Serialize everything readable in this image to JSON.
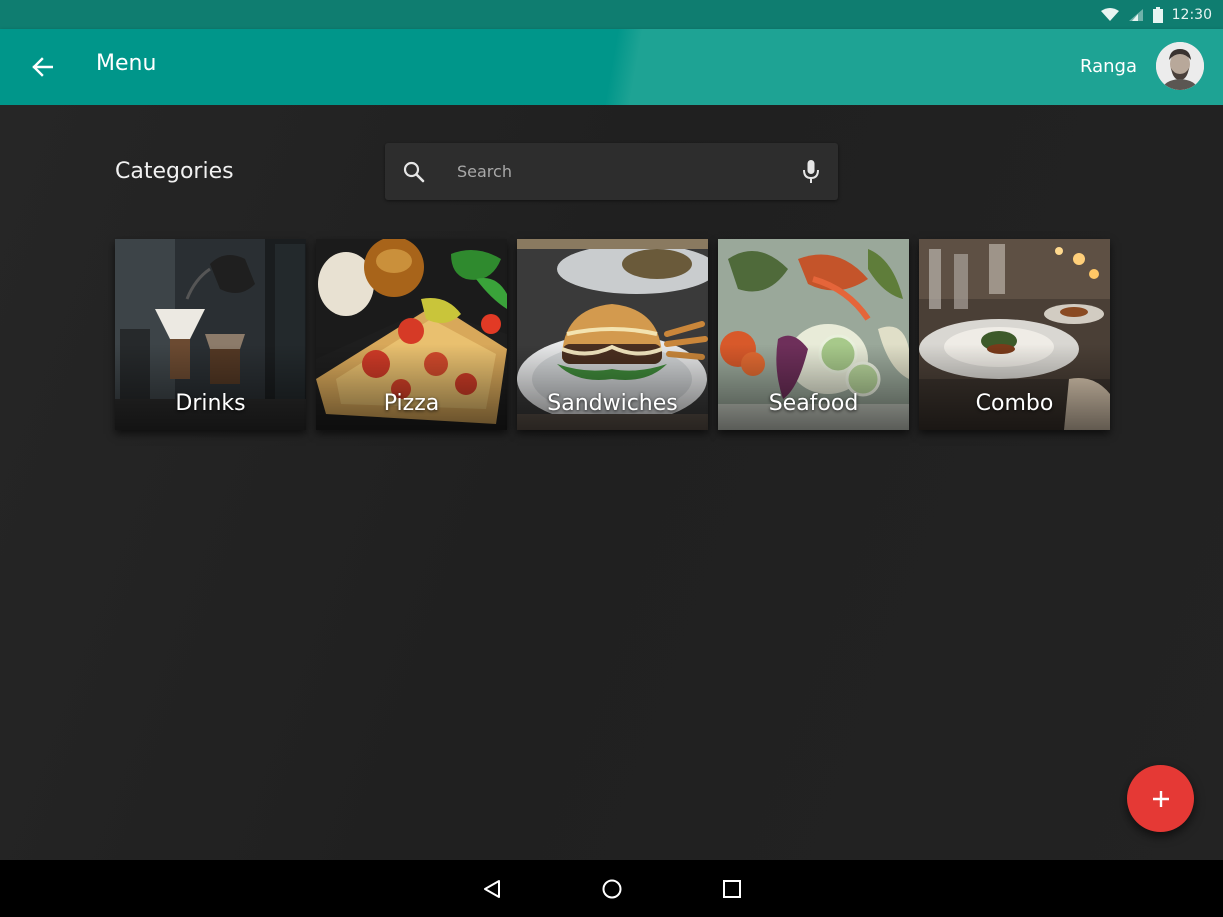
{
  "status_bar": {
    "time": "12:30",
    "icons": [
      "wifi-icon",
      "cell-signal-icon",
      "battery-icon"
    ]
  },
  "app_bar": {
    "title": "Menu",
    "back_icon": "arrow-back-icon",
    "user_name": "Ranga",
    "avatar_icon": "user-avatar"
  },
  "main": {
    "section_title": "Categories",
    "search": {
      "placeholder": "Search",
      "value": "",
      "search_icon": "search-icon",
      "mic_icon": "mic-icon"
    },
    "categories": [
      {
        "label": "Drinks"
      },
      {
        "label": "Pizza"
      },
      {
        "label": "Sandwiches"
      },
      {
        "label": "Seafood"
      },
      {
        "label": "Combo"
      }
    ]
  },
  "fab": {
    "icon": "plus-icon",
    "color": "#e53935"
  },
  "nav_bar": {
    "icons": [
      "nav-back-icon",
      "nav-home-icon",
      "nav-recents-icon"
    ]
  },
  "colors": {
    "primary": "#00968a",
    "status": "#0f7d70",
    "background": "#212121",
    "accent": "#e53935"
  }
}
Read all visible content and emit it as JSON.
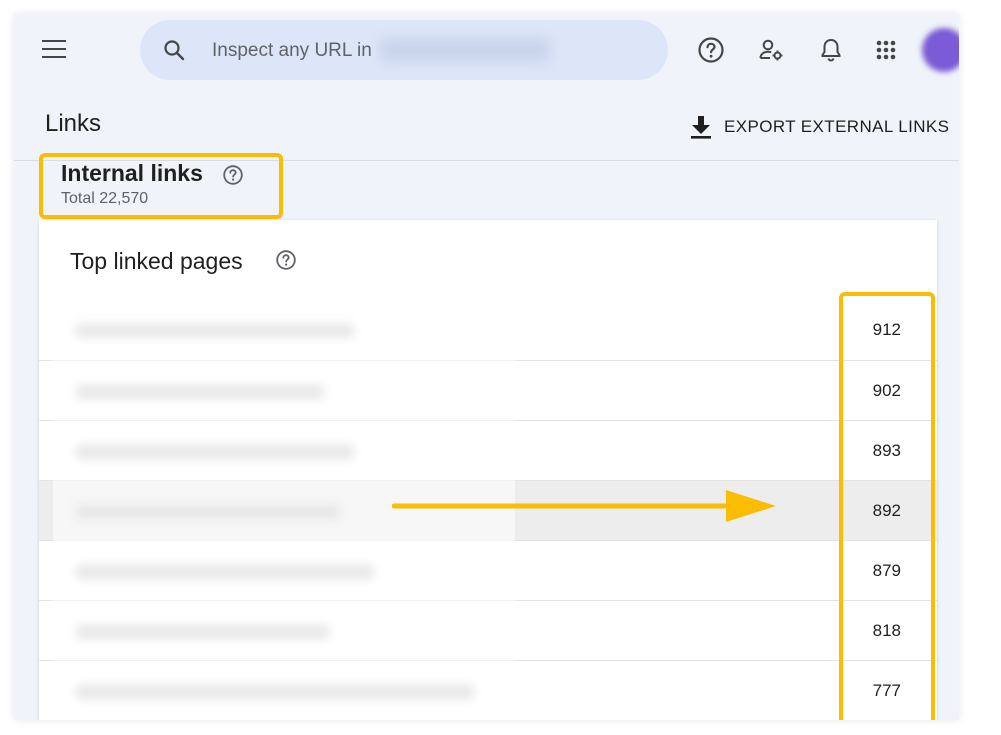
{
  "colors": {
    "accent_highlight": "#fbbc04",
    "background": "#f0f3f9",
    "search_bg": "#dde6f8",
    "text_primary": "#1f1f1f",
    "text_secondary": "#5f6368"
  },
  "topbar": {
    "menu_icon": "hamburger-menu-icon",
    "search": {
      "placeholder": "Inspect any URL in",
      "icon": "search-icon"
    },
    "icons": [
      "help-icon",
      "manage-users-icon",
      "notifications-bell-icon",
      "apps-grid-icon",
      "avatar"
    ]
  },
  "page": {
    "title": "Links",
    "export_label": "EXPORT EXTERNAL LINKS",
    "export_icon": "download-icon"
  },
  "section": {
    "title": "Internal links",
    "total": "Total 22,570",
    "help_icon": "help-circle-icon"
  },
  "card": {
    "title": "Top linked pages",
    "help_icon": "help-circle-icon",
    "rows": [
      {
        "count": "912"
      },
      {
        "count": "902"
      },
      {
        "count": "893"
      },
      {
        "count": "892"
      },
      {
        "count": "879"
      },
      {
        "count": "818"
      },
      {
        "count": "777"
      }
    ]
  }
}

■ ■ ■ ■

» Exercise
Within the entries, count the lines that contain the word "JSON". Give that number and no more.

» Reply
2